● Prompt
Whenever a line in the entries below contains the string "Page", copy that line.
-*-
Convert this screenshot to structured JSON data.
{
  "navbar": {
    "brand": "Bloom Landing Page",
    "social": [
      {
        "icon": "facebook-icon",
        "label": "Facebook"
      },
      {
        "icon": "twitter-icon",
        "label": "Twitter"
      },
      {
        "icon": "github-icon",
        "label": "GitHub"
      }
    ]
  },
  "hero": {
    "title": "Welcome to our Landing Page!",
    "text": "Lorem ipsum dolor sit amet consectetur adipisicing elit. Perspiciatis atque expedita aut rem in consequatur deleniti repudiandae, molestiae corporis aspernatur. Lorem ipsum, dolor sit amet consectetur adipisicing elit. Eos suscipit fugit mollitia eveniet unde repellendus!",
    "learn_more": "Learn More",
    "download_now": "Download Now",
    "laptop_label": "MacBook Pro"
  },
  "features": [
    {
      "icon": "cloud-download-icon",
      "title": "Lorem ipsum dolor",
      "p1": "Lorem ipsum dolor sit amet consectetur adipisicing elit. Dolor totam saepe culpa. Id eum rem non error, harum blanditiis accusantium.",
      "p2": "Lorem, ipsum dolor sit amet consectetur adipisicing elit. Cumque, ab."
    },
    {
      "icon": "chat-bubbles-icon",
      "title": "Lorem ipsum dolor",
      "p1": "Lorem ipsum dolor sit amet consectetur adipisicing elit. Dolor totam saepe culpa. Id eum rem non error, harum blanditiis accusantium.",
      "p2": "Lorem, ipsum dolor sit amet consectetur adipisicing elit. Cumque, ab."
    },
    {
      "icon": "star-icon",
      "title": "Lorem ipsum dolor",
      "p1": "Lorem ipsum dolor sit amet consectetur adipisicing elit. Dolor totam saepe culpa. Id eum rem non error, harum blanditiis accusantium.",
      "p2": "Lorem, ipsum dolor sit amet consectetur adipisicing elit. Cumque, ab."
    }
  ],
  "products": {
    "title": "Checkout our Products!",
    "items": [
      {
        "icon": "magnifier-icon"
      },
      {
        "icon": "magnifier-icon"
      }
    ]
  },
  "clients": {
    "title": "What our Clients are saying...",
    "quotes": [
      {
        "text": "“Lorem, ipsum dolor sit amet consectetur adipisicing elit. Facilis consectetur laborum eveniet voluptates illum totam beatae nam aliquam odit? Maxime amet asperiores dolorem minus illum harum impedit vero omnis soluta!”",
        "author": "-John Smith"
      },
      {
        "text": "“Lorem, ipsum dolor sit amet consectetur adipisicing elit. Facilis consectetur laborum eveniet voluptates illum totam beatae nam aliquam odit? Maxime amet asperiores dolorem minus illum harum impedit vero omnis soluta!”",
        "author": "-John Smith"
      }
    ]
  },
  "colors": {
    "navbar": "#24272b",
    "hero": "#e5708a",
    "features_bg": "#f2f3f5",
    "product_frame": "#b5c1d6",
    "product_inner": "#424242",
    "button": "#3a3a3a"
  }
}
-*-
● Answer for the task
    "brand": "Bloom Landing Page",
    "title": "Welcome to our Landing Page!",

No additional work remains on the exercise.